Today was probably the day of this year's heritage days I was looking forward to the most. Our presenter today was Dan Conlin, Curator of Marine Heritage for the Maritime Museum of the Atlantic, and the author of the recently released Pirates of the Atlantic: Robbery Murder and Mayhem off the Canadian East Coast. Now, anyone who has been reading this blog for a while will know that I am smitten with tales of the age of sail in Nova Scotia. I find tales of piracy particularly interesting since they usually run a fine line between fact and folklore. Much of the folklore was even created by the pirates themselves in an attempt to fearsome to potential prey. It was much easier on the pirate crew if they could convince a ship to surrender based on reputation rather than actual bloodshed.

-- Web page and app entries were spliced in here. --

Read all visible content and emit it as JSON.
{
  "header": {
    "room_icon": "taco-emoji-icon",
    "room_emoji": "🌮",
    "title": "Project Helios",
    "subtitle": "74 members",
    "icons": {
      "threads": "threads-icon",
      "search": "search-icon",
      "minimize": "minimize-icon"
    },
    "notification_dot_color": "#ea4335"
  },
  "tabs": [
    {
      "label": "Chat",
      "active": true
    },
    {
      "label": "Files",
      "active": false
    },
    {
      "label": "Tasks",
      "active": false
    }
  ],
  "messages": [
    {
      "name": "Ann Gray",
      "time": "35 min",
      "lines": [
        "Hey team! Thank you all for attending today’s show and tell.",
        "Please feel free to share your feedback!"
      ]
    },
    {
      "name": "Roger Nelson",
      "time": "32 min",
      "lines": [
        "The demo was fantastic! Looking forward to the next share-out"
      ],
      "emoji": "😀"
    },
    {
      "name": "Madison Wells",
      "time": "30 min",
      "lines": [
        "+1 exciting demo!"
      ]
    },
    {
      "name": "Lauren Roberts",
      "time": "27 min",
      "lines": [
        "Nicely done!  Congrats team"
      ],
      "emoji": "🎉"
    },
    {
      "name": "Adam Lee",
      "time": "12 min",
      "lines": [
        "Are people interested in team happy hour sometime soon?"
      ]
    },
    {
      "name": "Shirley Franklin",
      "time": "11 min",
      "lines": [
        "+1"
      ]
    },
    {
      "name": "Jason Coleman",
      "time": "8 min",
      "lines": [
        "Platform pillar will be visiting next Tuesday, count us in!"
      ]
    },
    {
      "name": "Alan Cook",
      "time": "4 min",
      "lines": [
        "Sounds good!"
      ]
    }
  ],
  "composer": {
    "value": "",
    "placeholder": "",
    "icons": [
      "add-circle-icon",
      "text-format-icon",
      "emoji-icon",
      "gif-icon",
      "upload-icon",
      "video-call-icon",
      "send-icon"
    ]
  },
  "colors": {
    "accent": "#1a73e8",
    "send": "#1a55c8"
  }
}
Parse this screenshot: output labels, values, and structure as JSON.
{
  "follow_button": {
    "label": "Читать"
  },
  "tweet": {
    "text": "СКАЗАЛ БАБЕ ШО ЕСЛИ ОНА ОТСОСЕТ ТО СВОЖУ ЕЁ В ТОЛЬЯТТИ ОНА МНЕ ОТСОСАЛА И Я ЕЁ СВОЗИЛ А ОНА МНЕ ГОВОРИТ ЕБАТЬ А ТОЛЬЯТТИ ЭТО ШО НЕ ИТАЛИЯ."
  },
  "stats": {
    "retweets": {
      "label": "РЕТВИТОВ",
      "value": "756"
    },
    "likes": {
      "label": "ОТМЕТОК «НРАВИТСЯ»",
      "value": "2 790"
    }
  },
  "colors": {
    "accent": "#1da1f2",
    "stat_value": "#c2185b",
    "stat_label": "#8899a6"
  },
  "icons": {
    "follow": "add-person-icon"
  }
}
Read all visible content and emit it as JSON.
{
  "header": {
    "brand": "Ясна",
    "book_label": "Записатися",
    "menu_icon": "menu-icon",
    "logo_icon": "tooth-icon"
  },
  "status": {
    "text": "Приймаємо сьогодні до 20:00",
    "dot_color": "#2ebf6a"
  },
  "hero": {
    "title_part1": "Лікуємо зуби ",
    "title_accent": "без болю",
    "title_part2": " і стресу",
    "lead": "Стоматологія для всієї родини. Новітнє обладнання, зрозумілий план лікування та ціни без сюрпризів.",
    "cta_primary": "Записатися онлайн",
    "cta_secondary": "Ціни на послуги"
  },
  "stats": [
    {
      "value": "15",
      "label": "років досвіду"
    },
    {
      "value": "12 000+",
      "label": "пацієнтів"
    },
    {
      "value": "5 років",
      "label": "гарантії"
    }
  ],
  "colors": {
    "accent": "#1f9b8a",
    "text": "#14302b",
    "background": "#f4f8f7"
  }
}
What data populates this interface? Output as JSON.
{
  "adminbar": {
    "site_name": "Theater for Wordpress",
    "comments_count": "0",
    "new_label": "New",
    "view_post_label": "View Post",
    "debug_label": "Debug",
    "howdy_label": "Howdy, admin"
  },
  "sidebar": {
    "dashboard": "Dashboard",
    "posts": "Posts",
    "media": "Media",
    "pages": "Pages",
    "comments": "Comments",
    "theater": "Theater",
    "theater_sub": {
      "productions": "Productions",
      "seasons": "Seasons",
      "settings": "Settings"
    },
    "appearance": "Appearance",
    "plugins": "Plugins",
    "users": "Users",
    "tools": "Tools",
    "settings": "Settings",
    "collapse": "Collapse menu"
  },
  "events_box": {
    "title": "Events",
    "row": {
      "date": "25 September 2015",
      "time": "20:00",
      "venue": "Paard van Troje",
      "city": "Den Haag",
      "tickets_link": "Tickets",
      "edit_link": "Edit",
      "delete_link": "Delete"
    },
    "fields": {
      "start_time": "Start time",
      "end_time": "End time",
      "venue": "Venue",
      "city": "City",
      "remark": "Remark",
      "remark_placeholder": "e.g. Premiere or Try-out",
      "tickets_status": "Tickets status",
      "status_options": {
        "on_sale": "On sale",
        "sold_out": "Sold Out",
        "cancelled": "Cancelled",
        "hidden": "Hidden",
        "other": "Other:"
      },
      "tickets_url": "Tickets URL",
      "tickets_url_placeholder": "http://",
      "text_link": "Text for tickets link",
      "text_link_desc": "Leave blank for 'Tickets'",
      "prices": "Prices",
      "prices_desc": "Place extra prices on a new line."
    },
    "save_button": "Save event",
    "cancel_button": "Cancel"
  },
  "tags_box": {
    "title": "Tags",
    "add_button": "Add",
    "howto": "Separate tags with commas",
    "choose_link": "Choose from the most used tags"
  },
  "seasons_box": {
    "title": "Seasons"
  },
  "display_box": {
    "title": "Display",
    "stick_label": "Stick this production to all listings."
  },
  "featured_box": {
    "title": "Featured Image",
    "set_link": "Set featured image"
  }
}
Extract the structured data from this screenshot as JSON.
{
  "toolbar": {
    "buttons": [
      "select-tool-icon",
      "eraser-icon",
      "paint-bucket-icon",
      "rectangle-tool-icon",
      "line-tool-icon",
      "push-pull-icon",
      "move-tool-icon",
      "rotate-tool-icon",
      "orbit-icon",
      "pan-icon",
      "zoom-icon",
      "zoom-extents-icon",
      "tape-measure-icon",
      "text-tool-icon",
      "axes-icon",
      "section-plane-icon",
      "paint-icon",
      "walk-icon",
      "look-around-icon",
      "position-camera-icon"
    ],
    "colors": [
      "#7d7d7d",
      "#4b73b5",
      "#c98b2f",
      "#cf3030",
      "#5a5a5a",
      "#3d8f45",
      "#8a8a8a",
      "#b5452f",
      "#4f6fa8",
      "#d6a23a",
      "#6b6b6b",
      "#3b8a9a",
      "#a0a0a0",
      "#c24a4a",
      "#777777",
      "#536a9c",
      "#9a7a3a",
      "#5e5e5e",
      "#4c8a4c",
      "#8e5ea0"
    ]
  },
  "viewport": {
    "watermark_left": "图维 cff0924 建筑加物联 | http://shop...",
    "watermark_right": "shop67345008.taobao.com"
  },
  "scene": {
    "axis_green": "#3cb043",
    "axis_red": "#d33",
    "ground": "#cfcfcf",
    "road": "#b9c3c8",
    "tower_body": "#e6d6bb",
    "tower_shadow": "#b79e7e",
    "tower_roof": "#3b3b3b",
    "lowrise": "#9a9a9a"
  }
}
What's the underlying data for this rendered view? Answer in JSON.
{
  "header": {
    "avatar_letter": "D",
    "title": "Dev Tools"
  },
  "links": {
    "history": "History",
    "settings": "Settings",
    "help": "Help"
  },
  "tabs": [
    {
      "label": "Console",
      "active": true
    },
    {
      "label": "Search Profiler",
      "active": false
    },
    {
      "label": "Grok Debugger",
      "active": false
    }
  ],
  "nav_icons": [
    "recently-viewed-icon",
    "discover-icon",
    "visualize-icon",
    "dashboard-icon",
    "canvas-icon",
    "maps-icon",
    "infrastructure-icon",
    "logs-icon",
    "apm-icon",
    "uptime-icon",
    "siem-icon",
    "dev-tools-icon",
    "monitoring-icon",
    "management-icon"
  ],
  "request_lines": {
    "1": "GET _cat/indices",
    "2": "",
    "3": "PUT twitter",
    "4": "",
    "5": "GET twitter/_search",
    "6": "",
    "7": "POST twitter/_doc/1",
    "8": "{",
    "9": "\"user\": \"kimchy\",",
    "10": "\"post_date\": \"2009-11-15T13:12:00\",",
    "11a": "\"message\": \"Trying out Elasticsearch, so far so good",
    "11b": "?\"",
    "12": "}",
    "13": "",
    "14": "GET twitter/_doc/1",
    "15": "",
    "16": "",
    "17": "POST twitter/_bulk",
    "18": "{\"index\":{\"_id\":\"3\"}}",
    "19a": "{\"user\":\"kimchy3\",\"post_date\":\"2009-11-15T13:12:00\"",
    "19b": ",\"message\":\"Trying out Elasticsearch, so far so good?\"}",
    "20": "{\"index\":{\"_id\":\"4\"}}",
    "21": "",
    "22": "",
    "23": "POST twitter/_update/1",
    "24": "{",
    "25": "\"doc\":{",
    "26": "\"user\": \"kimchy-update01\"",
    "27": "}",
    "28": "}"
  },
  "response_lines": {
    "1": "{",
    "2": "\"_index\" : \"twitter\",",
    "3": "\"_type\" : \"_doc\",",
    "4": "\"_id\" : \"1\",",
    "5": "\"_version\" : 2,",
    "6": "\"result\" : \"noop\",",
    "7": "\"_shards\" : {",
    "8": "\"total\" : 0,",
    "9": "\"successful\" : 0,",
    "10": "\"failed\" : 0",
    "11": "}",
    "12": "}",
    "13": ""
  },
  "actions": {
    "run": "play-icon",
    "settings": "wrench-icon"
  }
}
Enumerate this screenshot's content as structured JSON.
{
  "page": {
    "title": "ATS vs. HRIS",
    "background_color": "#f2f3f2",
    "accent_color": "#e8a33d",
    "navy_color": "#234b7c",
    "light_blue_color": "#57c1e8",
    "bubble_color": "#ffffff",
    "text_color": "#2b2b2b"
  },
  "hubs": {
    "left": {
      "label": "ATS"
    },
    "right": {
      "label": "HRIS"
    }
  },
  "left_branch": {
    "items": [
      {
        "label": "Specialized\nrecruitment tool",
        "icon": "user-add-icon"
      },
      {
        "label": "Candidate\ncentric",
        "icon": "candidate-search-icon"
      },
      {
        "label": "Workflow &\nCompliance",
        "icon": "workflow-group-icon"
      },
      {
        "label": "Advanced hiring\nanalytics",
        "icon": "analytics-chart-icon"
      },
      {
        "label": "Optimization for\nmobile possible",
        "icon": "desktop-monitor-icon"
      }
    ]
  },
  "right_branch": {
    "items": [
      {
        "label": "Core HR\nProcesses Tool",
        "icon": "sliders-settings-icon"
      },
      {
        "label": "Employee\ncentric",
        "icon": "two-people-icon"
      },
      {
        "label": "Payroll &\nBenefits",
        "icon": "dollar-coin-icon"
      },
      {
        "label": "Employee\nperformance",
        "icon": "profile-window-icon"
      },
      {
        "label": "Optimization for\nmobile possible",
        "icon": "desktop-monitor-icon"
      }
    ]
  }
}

Using his cutlass as a crude pointer, we were given a background the general roots of piracy. From here we moved to stories of specific pirates and their time in Nova Scotia waters. I am sure that the crowd favorite was the story of a female pirate who came to Annapolis Royal. We were even able to examine some of the colourful history of Oak Island and its potential as a location for pirate loot.
I would like to thank our young pirates who came dressed in costume for this presentation. They added a great deal of colour to our proceedings. Perhaps the greatest testament to Dan is that he had five five year olds in the front row and, with the exception of some minor wiggling, we did not hear a peep out of them.
All for now,